Typically AllthingsD conferences put the best of the best in technology fields up against two of the best technology reporters, Kara Swisher and Walt Mossberg. Unfortunately Swisher was hospitalized with a blood clot she evidently got while flying from the US to Hong Kong. Just prior to Rubin’s interview Walt checked in with Swisher on Video. It looks like she’ll make a full recovery!
As to Android, Rubin dodged questions about what US carrier would get the Samsung Galaxy Nexus first. He also challenged Walt Mossberg’s theory that Android tablets had totally failed.
More revealing though was the fact that Rubin acknowledged that the Android Market’s native search was crap. Something we have reported on for two years. However Rubin gave up some great information about App discovery and that is that the Android Market now incorporates Google’s actual search technology. Rubin told Mossberg “It’s getting a lot better,”. He went on to tell Mossberg “It’s going to get better exponentially very soon.”
Google executives have come under fire as of late for either not joining Google+ or using it sparingly. The concern of course is that Google+ is their own social network and Google is hoping to overtake or at least be uber competitive with their existing competitors.
Google+ has been around since late June. Eric Schmidt, the Executive Chairman, made his first post today. He posted links to comments he made around the web about Steve Jobs passing away.
Google founders Sergey Brin and Larry Page haven’t been all that active on Google+ either. When the service first rolled out Page filed his page (no pun intended) with photos of a parasailing trip. He also recently posted about Steve Jobs.
A very interesting report came out Monday from the website theunderstatement.com. The folks at the understatement have taken the historical numbers that Google has publicly announced for Android activations per day, and come to the conclusion that if we are still at the same pace we were when Google posted their 2nd quarter results, we should be at a million activations per day by October 20th.
The understatement’s writer Michael Degusta has taken each occurrence that a Google official has publicly announced Android’s activations per day going back to April 15, 2010. Degusta makes special note of Andy Rubin’s tweet from June 28, 2011 that stated that Android was activating 500,000 per day. Then 2 weeks later, Larry Page said in the Google earnings call that Android was activating 550,000 per day.
Intel is holding their developers forum today. The biggest news out of the developer’s forum wasn’t even Android it was Microsoft’s Windows 8 running on tablets. So far the interwebs are on fire with positive reviews about the OS on tablets.

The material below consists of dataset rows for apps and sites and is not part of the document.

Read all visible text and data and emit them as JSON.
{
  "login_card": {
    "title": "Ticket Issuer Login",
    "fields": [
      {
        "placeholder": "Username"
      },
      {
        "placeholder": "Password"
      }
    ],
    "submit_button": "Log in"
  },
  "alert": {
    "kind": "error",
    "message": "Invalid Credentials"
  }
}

In our Android world Andy Rubin just left the stage after dropping some very interesting big news for our favorite green robot OS. Rubin announced that Google’s relationship with Intel will continue. Intel chips were the chips that Google TV devices were designed around. Today though, Rubin also announced that Android will now be optimized for Intel processors from the core of the OS and up to multimedia.
Intel showed off reference designs of a tablet and a phone running Android on an Intel Medfield chip. Intel promised that we’d see Android devices running on Intel chips by early 2012.
One of the most trusted websites when it comes to researching patent issues going on in the world of technology today is Florian Mueller’s Foss Patents blog. Mueller has over 25 years experience in the technology and patent world and consults many companies on the issues of intellectual property. He also keeps the world up to date on the latest in patent wars.
Well Mueller released, what could end up being a bomb shell on Foss Patents yesterday.
On background it’s important that we realize that Apple is suing HTC, Motorola and others on patents stemming from those companies’ Android phones. They have not yet sued Google over patents. For the most part this is because a lot of their patent disputes have to deal with things like form factor, hardware features etc.